If a line in the listing below has the string "this", copy it out.

=-=-=

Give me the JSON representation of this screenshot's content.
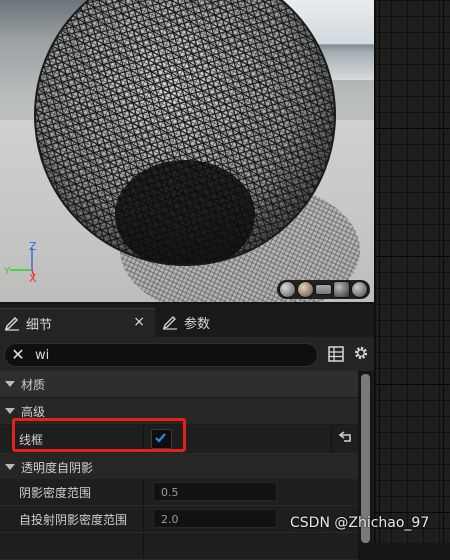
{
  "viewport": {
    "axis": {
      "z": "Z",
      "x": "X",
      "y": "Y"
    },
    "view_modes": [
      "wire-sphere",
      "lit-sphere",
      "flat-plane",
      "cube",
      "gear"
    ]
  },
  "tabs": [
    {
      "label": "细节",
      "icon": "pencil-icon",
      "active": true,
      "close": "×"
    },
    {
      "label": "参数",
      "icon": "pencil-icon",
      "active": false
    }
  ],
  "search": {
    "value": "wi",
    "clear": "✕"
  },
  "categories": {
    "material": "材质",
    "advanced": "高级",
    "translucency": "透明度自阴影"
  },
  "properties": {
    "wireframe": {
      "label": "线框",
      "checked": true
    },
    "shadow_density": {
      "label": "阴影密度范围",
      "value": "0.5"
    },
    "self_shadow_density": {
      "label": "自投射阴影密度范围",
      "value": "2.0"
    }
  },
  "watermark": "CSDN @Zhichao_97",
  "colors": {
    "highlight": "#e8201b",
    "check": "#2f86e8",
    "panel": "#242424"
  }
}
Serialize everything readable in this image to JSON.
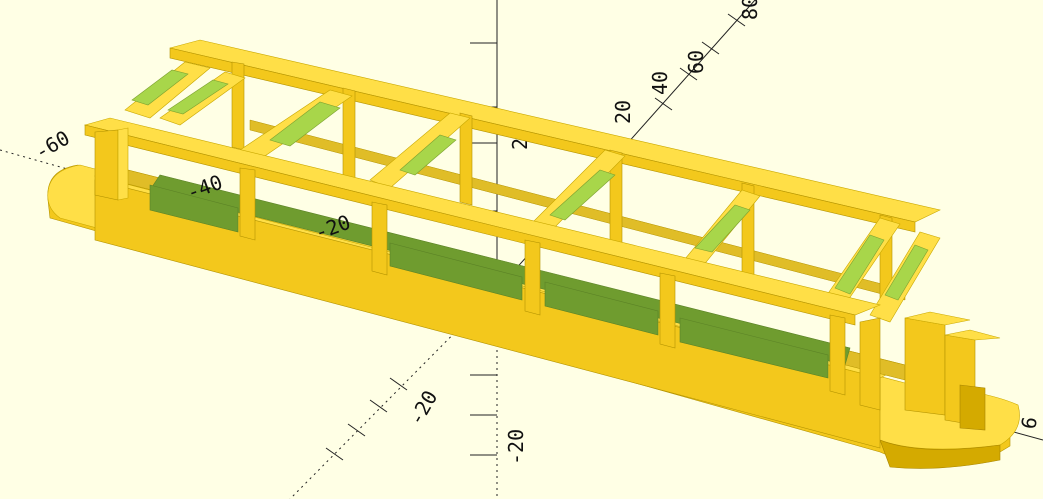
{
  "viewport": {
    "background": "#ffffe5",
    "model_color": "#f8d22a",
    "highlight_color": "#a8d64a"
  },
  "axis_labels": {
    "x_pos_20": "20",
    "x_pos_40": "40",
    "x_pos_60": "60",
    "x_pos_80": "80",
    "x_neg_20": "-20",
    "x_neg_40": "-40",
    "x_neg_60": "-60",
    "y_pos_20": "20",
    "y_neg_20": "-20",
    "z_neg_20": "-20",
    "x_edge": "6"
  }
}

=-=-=

**TASK SOLUTION**
Give me the JSON representation of this screenshot's content.
Serialize everything readable in this image to JSON.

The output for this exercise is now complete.